Sometimes we’re in such a hurry to learn about the newest, hottest leadership and management trends that we forget to take advantage of what still works. Back in 1981 — the same year that “Raiders of the Lost Ark” made its debut and Lady Diana married Prince Charles — George T. Doran published a paper in Management Review titled, “There’s a S.M.A.R.T. Way to Write Management’s Goals and Objectives.”
Thirty-seven year later, SMART goals continue to be thoughtful, effective tools for organizing work, leading, and managing. If you have gotten away from SMART goals (or never used them) here’s a quick primer
SPECIFIC | MEASURABLE | ACHIEVABLE | RESULTS | TIME
If you are familiar with SMART goals, you’ll notice that in our version, “R” stands for “Results.” In most other versions “R” stands for “Relevant,” or “Realistic.” At Arden Coaching, we prefer this version, particularly for executive coaching goals (more below).
Consider the goals and objectives of your organization, operating unit, department, and/or project team within the context of the SMART framework. State your goals using SMART criteria to evolve your goals from vague and poorly-defined to clear, precise, and results-oriented.
The goal must be stated in a concrete way, and be limited in scope. That is, the goal must be tangible, and can’t be completely open-ended. There must be parameters to establish the span of the effort.
How will you know you’re moving forward? How will you know you’ve succeeded? Trackable, quantifiable metrics that provide an indicator of progress and achievement are essential.
This is tricky but critical. Can the goal realistically be achieved given available resources? Research demonstrates that goals deemed “impossible” by employees are de-motivating, and actually produce worse results than having no goals at all. Goals considered “too easy” do the same damage.
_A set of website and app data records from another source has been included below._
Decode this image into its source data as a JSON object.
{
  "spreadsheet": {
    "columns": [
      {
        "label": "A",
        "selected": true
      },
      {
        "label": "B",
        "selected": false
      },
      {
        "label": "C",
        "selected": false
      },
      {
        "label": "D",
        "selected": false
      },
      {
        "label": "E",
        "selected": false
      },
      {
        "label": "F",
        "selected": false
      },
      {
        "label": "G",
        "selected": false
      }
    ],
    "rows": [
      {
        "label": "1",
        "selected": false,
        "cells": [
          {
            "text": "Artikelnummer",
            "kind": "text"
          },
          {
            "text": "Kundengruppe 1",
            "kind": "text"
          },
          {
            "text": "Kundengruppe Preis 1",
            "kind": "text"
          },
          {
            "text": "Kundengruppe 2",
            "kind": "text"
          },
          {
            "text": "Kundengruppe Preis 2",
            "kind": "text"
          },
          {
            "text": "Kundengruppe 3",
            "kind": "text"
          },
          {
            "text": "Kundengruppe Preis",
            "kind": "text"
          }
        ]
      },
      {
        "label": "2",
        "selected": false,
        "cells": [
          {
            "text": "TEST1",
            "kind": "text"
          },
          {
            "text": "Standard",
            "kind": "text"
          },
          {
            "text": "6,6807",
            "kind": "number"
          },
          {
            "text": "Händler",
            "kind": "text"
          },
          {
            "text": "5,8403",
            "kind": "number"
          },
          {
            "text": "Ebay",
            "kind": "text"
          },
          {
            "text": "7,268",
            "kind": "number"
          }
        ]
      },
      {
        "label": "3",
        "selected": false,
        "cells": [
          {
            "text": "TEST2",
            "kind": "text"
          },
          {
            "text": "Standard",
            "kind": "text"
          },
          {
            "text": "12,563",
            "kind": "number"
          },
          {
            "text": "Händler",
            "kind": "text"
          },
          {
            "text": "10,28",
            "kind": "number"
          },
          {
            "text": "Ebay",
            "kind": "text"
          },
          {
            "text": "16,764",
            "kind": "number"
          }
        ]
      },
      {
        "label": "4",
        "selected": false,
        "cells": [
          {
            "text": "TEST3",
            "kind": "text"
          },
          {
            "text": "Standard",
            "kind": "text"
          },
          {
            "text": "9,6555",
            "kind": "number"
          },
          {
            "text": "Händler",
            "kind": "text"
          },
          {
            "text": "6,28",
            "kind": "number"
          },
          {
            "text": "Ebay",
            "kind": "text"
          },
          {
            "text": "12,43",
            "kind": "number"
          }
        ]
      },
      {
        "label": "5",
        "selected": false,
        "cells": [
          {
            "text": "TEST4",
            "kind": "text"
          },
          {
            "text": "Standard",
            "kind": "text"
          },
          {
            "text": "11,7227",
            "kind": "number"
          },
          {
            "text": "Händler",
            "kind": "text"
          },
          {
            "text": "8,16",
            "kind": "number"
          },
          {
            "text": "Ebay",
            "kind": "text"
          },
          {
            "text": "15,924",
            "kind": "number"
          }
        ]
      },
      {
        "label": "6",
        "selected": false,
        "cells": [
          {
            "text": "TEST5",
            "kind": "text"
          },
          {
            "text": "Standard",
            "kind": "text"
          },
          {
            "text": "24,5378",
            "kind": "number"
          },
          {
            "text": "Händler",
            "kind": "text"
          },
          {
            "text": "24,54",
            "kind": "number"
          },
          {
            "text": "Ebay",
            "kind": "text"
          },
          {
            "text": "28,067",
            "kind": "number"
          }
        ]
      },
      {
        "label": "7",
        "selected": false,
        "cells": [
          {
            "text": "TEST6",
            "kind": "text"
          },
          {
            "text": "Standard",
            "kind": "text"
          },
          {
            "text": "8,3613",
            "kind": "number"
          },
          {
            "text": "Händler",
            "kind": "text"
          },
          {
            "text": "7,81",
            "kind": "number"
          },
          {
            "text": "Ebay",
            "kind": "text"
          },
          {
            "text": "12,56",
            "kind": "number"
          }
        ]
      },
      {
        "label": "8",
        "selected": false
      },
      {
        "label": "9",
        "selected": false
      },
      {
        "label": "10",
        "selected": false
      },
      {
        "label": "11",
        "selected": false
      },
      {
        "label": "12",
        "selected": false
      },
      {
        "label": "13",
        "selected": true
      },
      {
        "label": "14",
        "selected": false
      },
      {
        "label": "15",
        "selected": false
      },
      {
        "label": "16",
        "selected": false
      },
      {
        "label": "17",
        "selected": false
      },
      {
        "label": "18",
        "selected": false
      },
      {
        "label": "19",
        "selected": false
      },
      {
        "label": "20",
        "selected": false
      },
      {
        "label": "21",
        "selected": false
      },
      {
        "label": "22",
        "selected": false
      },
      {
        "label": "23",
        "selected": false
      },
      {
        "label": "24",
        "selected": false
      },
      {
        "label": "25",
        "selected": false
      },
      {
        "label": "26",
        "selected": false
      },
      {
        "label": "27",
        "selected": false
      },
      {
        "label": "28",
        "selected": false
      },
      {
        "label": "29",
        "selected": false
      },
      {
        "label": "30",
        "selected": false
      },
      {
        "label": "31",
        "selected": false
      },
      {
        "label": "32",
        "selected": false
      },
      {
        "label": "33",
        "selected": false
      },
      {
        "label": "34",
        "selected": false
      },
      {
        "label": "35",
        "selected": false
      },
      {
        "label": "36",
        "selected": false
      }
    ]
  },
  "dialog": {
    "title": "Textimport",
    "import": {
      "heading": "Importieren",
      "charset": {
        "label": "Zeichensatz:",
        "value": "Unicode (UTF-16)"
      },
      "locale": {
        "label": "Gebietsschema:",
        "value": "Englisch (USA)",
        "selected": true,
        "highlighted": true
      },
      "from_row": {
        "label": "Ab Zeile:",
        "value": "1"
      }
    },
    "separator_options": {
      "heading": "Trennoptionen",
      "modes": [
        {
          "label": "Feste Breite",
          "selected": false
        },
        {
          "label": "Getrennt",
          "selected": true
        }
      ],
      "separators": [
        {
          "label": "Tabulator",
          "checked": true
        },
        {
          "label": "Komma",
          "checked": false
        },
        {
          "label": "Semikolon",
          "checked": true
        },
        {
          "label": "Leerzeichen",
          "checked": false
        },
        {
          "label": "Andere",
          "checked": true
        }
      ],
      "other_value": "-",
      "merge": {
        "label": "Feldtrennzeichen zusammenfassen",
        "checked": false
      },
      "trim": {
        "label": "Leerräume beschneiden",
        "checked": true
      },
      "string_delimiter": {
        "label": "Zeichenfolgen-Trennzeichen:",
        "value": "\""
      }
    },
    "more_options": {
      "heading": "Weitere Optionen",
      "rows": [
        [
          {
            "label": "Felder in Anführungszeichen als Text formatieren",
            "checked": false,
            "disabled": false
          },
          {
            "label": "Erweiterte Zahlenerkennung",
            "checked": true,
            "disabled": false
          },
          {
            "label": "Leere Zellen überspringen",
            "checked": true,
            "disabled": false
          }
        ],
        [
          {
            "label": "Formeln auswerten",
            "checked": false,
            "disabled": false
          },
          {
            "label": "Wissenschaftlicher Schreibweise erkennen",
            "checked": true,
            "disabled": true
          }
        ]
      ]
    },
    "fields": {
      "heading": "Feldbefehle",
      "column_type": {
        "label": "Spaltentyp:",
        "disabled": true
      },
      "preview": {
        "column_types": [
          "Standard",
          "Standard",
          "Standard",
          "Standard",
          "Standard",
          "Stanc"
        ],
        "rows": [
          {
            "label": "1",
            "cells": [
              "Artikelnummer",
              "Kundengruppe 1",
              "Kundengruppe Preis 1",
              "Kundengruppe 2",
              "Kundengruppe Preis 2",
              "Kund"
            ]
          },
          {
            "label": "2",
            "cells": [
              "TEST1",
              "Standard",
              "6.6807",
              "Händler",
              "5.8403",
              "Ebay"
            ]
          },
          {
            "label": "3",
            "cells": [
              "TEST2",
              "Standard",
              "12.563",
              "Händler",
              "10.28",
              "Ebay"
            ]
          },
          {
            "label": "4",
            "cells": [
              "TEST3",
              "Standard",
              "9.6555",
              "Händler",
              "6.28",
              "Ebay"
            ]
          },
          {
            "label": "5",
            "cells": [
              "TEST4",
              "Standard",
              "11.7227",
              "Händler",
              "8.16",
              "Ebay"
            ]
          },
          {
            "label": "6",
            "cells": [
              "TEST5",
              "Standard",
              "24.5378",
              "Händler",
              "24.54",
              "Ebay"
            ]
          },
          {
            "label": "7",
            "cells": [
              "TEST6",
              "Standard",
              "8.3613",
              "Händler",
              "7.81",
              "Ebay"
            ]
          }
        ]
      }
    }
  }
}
For Arden’s executive coaching engagements, “Achievable” means it must be coachable — not so easy that someone would do this intuitively, on their own, but not so challenging that the goal is unrealistic — the sweet spot is where it’s attainable, with support from a professional executive coach.
We prefer “Results” because focuses a SMART goal on the vital importance of connecting to specific outcomes desired, not simply actions taken. People often make the mistake of creating action-based goals. They fail because taking a series of actions (and thereby successfully completing the goal) doesn’t mean you have produced the results you want.
Every goal must clearly state “by when?” All work must be accomplished within a defined time frame.
A SIMPLE EXAMPLE
Imagine receiving word that your company must:
“Significantly improve the company’s pipeline of sales leads from trade shows.”
This could be interpreted in so many ways, that it means nothing at all. The following first SMART draft helps tremendously:
The marketing/events team will increase the company’s pipeline of qualified sales leads from trade show exhibition by 25% during the next 12 month period beginning July 1.
- What counts as a “qualified lead” needs to be understandable to all.
- The number of trade shows and the total budget must be clear — is the marketing/events team expected to increase leads with no increase in trade shows? No increase in marketing budgets?
- There’s a precise time frame to work within. Progress benchmarks would also be helpful.
- The goal is built around results (increasing qualified sales leads by 25%) not actions (e.g., attend 5 additional trade shows).
It really works! At Arden Coaching, we use SMART goals in both executive coaching and in team performance training. But again, it is a tool. Using SMART goals requires judgment and leadership. Under-performers will use “achievable” as a reason to lower expectations, and some will focus on measurability to an extreme degree. Goals need to be strategically aligned and prioritized. That said, it’s a wonderful way to develop goals with consistency and clarity within any organization.
To learn more about executive coaching, team performance training, and SMART goals, contact us at firstname.lastname@example.org or 646.844.2233.